“I had suffered a slip disc in the neck and my right arm went numb, moreso the index finger, the one you shoot with. I did not know if I would be able to get back the same feeling in the finger as you know shooting largely depends on the index finger and how sharply you can command and control it. I was totally down after this career threatening injury, and so, this silver is like the gold for me,” a gleeful Gagan told this correspondent on Monday.
“The injury had developed during the 2012 Olympics in London with a catch in the neck but went unnoticed. It popped up when I started training after the Olympics for the next season.
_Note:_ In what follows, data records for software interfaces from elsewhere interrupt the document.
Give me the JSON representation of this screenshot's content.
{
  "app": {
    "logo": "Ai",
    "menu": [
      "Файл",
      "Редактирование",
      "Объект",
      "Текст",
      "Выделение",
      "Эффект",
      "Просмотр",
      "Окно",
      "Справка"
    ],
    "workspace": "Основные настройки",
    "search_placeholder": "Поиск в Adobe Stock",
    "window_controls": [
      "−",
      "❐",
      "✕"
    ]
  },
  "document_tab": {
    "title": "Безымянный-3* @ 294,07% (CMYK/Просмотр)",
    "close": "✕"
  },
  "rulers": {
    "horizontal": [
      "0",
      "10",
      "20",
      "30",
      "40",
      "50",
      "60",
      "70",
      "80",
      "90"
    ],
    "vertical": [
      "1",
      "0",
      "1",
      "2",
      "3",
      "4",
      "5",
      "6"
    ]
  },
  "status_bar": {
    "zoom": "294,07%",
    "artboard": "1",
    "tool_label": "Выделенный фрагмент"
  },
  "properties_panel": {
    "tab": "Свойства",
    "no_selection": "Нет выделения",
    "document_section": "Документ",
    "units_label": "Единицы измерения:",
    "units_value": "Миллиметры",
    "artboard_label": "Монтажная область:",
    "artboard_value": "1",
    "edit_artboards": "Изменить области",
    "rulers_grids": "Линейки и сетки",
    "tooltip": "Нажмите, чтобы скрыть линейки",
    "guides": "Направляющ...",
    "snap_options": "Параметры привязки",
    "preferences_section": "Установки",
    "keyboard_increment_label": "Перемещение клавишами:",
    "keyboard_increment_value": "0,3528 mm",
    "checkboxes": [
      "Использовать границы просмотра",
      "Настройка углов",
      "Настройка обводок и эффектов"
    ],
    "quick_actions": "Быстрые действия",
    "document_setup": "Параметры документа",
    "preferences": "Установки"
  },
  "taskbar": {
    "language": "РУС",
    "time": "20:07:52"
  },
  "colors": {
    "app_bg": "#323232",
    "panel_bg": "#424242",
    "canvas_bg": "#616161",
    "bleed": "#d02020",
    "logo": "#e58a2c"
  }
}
I had many sleepless nights. The doctors asked me to get operated but I consulted Olympic Gold Quest (an non-profit organisation floated by former Olympians to identify and nurture talent that can win India the big medal) and they suggested bed rest and complete rehab. So there I was, in bed for eight agonising months,” the 31-year-old explained.
The neck injury also forced Gagan to shift from his favourite Air Rifle event, in which he had won the Olympic bronze. “I felt hollow without shooting my main event here. Shifting focus to prone in which I had the least experience, I did not feel solid ground under my feet. It left me very stressed. It was double trouble,” Gagan said.
“It feels good to win my first ever prone medal too,” the Hyderabadi added. This is India’s first silver medal in the Prone event at CWG. Gagan had to shift to Prone “because the neck injury aggravates in Air Rifle position when you need to twist your neck towards your left side 90 degrees.”Over a period of lost time, he “wasn’t in good enough form in the Air Rifle event by the time the selections came up. So I started training for Prone (in which the shooter has to lie flat on the ground, with chest down). I am glad I managed a medal.”
Having been through a lot of pain, Gagan was thankful to those who stood by him in tough times. “I would want to acknowledge the enormous support I got from my parents, coach Stanislas Lapidus who always pushes me to train hard, the Olympic Gold Quest, my employers Air India, my sponsors Sahara India, my mind trainer Vaibhav Agashe and all my friends and well wishers for helping me come out of the terrible injury period,” he said.